▽

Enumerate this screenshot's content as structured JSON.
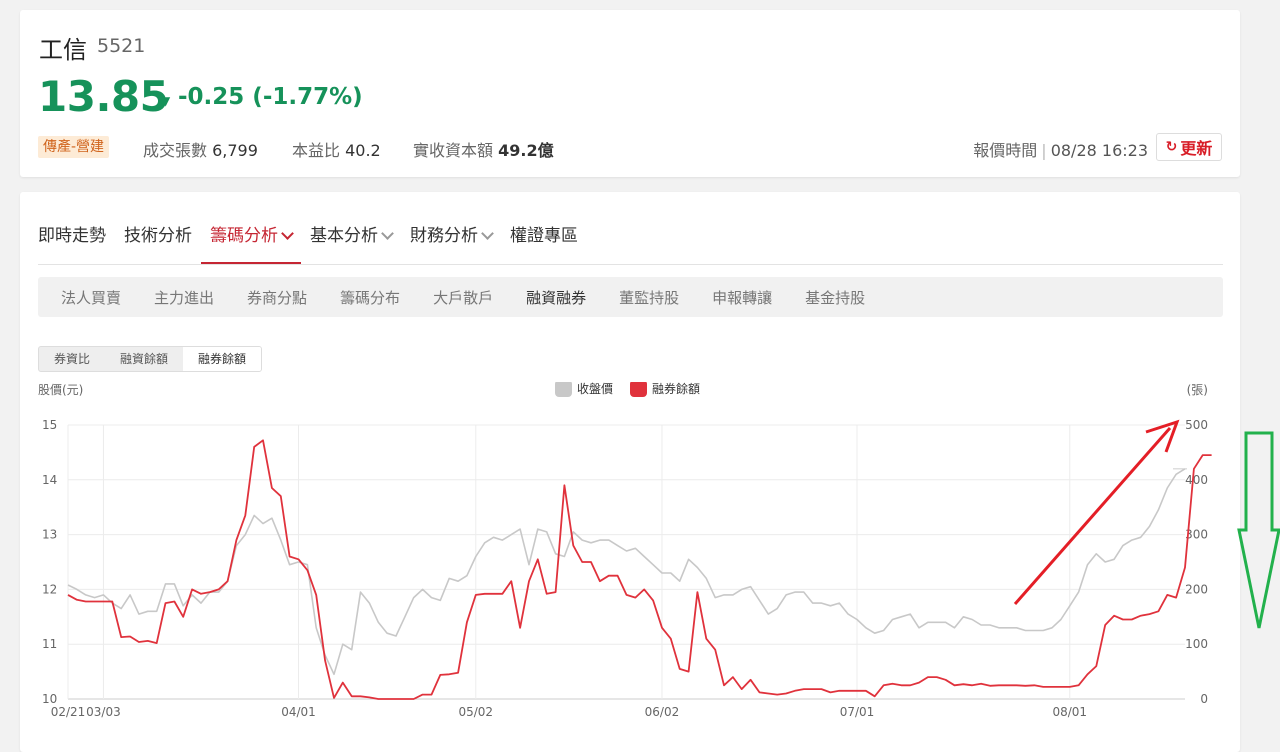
{
  "stock": {
    "name": "工信",
    "code": "5521",
    "price": "13.85",
    "change": "-0.25 (-1.77%)",
    "sector": "傳產-營建",
    "volume_label": "成交張數",
    "volume": "6,799",
    "pe_label": "本益比",
    "pe": "40.2",
    "capital_label": "實收資本額",
    "capital": "49.2億",
    "quote_time_label": "報價時間",
    "quote_time": "08/28 16:23",
    "refresh_label": "更新",
    "up_color": "#d81d27",
    "down_color": "#16925a"
  },
  "main_tabs": [
    {
      "label": "即時走勢",
      "dropdown": false,
      "active": false
    },
    {
      "label": "技術分析",
      "dropdown": false,
      "active": false
    },
    {
      "label": "籌碼分析",
      "dropdown": true,
      "active": true
    },
    {
      "label": "基本分析",
      "dropdown": true,
      "active": false
    },
    {
      "label": "財務分析",
      "dropdown": true,
      "active": false
    },
    {
      "label": "權證專區",
      "dropdown": false,
      "active": false
    }
  ],
  "sub_tabs": [
    "法人買賣",
    "主力進出",
    "券商分點",
    "籌碼分布",
    "大戶散戶",
    "融資融券",
    "董監持股",
    "申報轉讓",
    "基金持股"
  ],
  "sub_tab_active": 5,
  "segments": [
    "券資比",
    "融資餘額",
    "融券餘額"
  ],
  "segment_active": 2,
  "chart_data": {
    "type": "line",
    "left_axis_label": "股價(元)",
    "right_axis_label": "(張)",
    "x_tick_labels": [
      "02/21",
      "03/03",
      "04/01",
      "05/02",
      "06/02",
      "07/01",
      "08/01"
    ],
    "x_ticks_index": [
      0,
      4,
      26,
      46,
      67,
      89,
      113
    ],
    "y_left": {
      "range": [
        10,
        15
      ],
      "ticks": [
        10,
        11,
        12,
        13,
        14,
        15
      ]
    },
    "y_right": {
      "range": [
        0,
        500
      ],
      "ticks": [
        0,
        100,
        200,
        300,
        400,
        500
      ]
    },
    "series": [
      {
        "name": "收盤價",
        "axis": "left",
        "color": "#c8c8c8",
        "values": [
          12.08,
          12.0,
          11.9,
          11.85,
          11.9,
          11.75,
          11.65,
          11.9,
          11.55,
          11.6,
          11.6,
          12.1,
          12.1,
          11.7,
          11.9,
          11.75,
          11.95,
          11.95,
          12.15,
          12.8,
          13.0,
          13.35,
          13.2,
          13.3,
          12.9,
          12.45,
          12.5,
          12.45,
          11.3,
          10.8,
          10.45,
          11.0,
          10.9,
          11.95,
          11.75,
          11.4,
          11.2,
          11.15,
          11.5,
          11.85,
          12.0,
          11.85,
          11.8,
          12.2,
          12.15,
          12.25,
          12.6,
          12.85,
          12.95,
          12.9,
          13.0,
          13.1,
          12.45,
          13.1,
          13.05,
          12.65,
          12.6,
          13.05,
          12.9,
          12.85,
          12.9,
          12.9,
          12.8,
          12.7,
          12.75,
          12.6,
          12.45,
          12.3,
          12.3,
          12.15,
          12.55,
          12.4,
          12.2,
          11.85,
          11.9,
          11.9,
          12.0,
          12.05,
          11.8,
          11.55,
          11.65,
          11.9,
          11.95,
          11.95,
          11.75,
          11.75,
          11.7,
          11.75,
          11.55,
          11.45,
          11.3,
          11.2,
          11.25,
          11.45,
          11.5,
          11.55,
          11.3,
          11.4,
          11.4,
          11.4,
          11.3,
          11.5,
          11.45,
          11.35,
          11.35,
          11.3,
          11.3,
          11.3,
          11.25,
          11.25,
          11.25,
          11.3,
          11.45,
          11.7,
          11.95,
          12.45,
          12.65,
          12.5,
          12.55,
          12.8,
          12.9,
          12.95,
          13.15,
          13.45,
          13.85,
          14.1,
          14.2
        ]
      },
      {
        "name": "融券餘額",
        "axis": "right",
        "color": "#e0323c",
        "values": [
          190,
          181,
          178,
          178,
          178,
          178,
          113,
          114,
          104,
          106,
          102,
          175,
          178,
          150,
          200,
          192,
          195,
          200,
          215,
          290,
          335,
          460,
          472,
          385,
          370,
          260,
          255,
          235,
          190,
          70,
          2,
          30,
          5,
          5,
          3,
          0,
          0,
          0,
          0,
          0,
          8,
          8,
          44,
          45,
          48,
          140,
          190,
          192,
          192,
          192,
          215,
          130,
          215,
          255,
          192,
          195,
          390,
          280,
          250,
          250,
          215,
          225,
          225,
          190,
          185,
          200,
          180,
          130,
          110,
          55,
          50,
          195,
          110,
          90,
          25,
          40,
          18,
          35,
          12,
          10,
          8,
          10,
          15,
          18,
          18,
          18,
          12,
          15,
          15,
          15,
          15,
          5,
          25,
          28,
          25,
          25,
          30,
          40,
          40,
          35,
          25,
          27,
          25,
          28,
          24,
          25,
          25,
          25,
          24,
          25,
          22,
          22,
          22,
          22,
          25,
          45,
          60,
          135,
          152,
          145,
          145,
          152,
          155,
          160,
          190,
          185,
          240,
          420,
          445,
          445
        ]
      }
    ]
  }
}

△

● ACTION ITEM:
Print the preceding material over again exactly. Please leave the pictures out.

● SOLUTION TO THIS EXERCISE:
Enumerate this screenshot's content as structured JSON.
{
  "stock": {
    "name": "工信",
    "code": "5521",
    "price": "13.85",
    "change": "-0.25 (-1.77%)",
    "sector": "傳產-營建",
    "volume_label": "成交張數",
    "volume": "6,799",
    "pe_label": "本益比",
    "pe": "40.2",
    "capital_label": "實收資本額",
    "capital": "49.2億",
    "quote_time_label": "報價時間",
    "quote_time": "08/28 16:23",
    "refresh_label": "更新",
    "up_color": "#d81d27",
    "down_color": "#16925a"
  },
  "main_tabs": [
    {
      "label": "即時走勢",
      "dropdown": false,
      "active": false
    },
    {
      "label": "技術分析",
      "dropdown": false,
      "active": false
    },
    {
      "label": "籌碼分析",
      "dropdown": true,
      "active": true
    },
    {
      "label": "基本分析",
      "dropdown": true,
      "active": false
    },
    {
      "label": "財務分析",
      "dropdown": true,
      "active": false
    },
    {
      "label": "權證專區",
      "dropdown": false,
      "active": false
    }
  ],
  "sub_tabs": [
    "法人買賣",
    "主力進出",
    "券商分點",
    "籌碼分布",
    "大戶散戶",
    "融資融券",
    "董監持股",
    "申報轉讓",
    "基金持股"
  ],
  "sub_tab_active": 5,
  "segments": [
    "券資比",
    "融資餘額",
    "融券餘額"
  ],
  "segment_active": 2,
  "chart_data": {
    "type": "line",
    "left_axis_label": "股價(元)",
    "right_axis_label": "(張)",
    "x_tick_labels": [
      "02/21",
      "03/03",
      "04/01",
      "05/02",
      "06/02",
      "07/01",
      "08/01"
    ],
    "x_ticks_index": [
      0,
      4,
      26,
      46,
      67,
      89,
      113
    ],
    "y_left": {
      "range": [
        10,
        15
      ],
      "ticks": [
        10,
        11,
        12,
        13,
        14,
        15
      ]
    },
    "y_right": {
      "range": [
        0,
        500
      ],
      "ticks": [
        0,
        100,
        200,
        300,
        400,
        500
      ]
    },
    "series": [
      {
        "name": "收盤價",
        "axis": "left",
        "color": "#c8c8c8",
        "values": [
          12.08,
          12.0,
          11.9,
          11.85,
          11.9,
          11.75,
          11.65,
          11.9,
          11.55,
          11.6,
          11.6,
          12.1,
          12.1,
          11.7,
          11.9,
          11.75,
          11.95,
          11.95,
          12.15,
          12.8,
          13.0,
          13.35,
          13.2,
          13.3,
          12.9,
          12.45,
          12.5,
          12.45,
          11.3,
          10.8,
          10.45,
          11.0,
          10.9,
          11.95,
          11.75,
          11.4,
          11.2,
          11.15,
          11.5,
          11.85,
          12.0,
          11.85,
          11.8,
          12.2,
          12.15,
          12.25,
          12.6,
          12.85,
          12.95,
          12.9,
          13.0,
          13.1,
          12.45,
          13.1,
          13.05,
          12.65,
          12.6,
          13.05,
          12.9,
          12.85,
          12.9,
          12.9,
          12.8,
          12.7,
          12.75,
          12.6,
          12.45,
          12.3,
          12.3,
          12.15,
          12.55,
          12.4,
          12.2,
          11.85,
          11.9,
          11.9,
          12.0,
          12.05,
          11.8,
          11.55,
          11.65,
          11.9,
          11.95,
          11.95,
          11.75,
          11.75,
          11.7,
          11.75,
          11.55,
          11.45,
          11.3,
          11.2,
          11.25,
          11.45,
          11.5,
          11.55,
          11.3,
          11.4,
          11.4,
          11.4,
          11.3,
          11.5,
          11.45,
          11.35,
          11.35,
          11.3,
          11.3,
          11.3,
          11.25,
          11.25,
          11.25,
          11.3,
          11.45,
          11.7,
          11.95,
          12.45,
          12.65,
          12.5,
          12.55,
          12.8,
          12.9,
          12.95,
          13.15,
          13.45,
          13.85,
          14.1,
          14.2
        ]
      },
      {
        "name": "融券餘額",
        "axis": "right",
        "color": "#e0323c",
        "values": [
          190,
          181,
          178,
          178,
          178,
          178,
          113,
          114,
          104,
          106,
          102,
          175,
          178,
          150,
          200,
          192,
          195,
          200,
          215,
          290,
          335,
          460,
          472,
          385,
          370,
          260,
          255,
          235,
          190,
          70,
          2,
          30,
          5,
          5,
          3,
          0,
          0,
          0,
          0,
          0,
          8,
          8,
          44,
          45,
          48,
          140,
          190,
          192,
          192,
          192,
          215,
          130,
          215,
          255,
          192,
          195,
          390,
          280,
          250,
          250,
          215,
          225,
          225,
          190,
          185,
          200,
          180,
          130,
          110,
          55,
          50,
          195,
          110,
          90,
          25,
          40,
          18,
          35,
          12,
          10,
          8,
          10,
          15,
          18,
          18,
          18,
          12,
          15,
          15,
          15,
          15,
          5,
          25,
          28,
          25,
          25,
          30,
          40,
          40,
          35,
          25,
          27,
          25,
          28,
          24,
          25,
          25,
          25,
          24,
          25,
          22,
          22,
          22,
          22,
          25,
          45,
          60,
          135,
          152,
          145,
          145,
          152,
          155,
          160,
          190,
          185,
          240,
          420,
          445,
          445
        ]
      }
    ]
  }
}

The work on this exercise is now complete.